■ Dataset content:
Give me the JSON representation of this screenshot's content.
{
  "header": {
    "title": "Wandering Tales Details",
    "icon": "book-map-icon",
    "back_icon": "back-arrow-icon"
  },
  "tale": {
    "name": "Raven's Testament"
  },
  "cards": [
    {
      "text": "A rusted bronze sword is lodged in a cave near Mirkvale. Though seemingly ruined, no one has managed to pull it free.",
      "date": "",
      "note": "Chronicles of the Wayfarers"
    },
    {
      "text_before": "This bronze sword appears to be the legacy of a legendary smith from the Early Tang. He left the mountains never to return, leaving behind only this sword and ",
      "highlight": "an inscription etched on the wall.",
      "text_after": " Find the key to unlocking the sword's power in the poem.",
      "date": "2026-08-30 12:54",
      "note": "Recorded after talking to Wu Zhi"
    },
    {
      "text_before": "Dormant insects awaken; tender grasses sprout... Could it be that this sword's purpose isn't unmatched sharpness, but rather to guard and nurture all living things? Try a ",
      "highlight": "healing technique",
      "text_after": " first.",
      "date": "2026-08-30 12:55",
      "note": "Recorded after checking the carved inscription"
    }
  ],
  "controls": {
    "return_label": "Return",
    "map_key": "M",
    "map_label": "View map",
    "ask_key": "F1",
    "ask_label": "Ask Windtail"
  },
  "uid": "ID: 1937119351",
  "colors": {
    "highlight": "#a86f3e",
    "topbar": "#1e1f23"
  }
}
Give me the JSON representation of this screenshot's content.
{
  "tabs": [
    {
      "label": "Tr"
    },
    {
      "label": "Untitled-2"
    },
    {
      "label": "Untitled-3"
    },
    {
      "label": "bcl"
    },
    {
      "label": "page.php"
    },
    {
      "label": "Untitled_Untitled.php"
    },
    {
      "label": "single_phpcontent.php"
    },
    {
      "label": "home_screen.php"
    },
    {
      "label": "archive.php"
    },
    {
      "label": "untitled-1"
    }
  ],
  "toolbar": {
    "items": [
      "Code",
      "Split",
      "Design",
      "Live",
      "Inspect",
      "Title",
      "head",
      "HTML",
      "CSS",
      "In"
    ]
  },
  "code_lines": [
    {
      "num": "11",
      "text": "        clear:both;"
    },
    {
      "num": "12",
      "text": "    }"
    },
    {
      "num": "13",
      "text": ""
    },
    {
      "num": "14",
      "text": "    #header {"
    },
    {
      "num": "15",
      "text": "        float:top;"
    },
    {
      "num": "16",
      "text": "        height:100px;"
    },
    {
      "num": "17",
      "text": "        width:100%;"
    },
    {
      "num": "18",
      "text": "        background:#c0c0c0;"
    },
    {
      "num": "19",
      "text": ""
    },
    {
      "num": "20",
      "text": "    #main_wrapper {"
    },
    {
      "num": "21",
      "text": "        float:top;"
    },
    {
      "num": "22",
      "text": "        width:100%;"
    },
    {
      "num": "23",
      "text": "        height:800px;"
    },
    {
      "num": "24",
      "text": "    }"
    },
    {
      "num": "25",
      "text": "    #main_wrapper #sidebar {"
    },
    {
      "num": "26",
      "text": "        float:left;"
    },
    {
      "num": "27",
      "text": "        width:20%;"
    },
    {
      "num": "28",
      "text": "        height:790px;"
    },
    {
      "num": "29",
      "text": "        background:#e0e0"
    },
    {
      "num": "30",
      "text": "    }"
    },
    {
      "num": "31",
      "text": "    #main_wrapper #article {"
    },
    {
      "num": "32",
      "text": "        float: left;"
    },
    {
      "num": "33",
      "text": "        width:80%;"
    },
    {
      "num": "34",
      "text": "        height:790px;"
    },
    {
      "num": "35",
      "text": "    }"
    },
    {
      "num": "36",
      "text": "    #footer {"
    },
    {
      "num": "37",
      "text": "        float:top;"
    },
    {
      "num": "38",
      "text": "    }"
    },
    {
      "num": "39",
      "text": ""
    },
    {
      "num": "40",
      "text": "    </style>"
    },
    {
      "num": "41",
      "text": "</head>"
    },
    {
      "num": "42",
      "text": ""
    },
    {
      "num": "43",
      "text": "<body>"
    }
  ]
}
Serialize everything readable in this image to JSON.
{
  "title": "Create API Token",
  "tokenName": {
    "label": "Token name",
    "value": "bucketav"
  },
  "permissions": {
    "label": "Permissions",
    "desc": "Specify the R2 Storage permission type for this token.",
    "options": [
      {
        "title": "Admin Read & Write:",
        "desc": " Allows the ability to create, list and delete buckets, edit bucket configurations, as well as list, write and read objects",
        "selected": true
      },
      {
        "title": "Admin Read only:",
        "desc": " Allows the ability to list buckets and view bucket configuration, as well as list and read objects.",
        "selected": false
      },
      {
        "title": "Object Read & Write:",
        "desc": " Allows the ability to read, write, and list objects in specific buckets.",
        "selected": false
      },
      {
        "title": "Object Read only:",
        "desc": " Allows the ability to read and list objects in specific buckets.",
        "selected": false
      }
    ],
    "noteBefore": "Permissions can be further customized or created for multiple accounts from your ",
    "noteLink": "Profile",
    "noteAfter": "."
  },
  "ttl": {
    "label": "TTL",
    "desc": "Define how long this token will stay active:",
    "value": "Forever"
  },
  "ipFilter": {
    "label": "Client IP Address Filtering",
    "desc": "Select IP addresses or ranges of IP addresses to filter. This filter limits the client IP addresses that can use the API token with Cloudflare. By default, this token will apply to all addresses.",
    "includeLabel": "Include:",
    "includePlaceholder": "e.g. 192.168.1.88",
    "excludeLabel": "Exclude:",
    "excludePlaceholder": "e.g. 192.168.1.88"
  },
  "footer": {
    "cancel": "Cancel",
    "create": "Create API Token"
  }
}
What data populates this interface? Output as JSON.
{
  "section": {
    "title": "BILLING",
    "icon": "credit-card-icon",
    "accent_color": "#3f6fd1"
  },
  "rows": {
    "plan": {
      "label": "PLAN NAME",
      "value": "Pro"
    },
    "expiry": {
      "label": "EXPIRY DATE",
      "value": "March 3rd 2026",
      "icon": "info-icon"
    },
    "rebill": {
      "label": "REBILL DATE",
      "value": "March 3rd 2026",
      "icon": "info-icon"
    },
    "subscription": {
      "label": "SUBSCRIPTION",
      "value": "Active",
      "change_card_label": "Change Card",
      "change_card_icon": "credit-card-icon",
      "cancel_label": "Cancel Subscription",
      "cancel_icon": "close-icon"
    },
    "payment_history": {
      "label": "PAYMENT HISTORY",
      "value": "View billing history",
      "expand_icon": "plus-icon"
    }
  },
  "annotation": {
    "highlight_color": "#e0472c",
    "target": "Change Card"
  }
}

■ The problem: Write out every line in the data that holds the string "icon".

■ Response:
    "icon": "book-map-icon",
    "back_icon": "back-arrow-icon"
    "icon": "credit-card-icon",
      "icon": "info-icon"
      "icon": "info-icon"
      "change_card_icon": "credit-card-icon",
      "cancel_icon": "close-icon"
      "expand_icon": "plus-icon"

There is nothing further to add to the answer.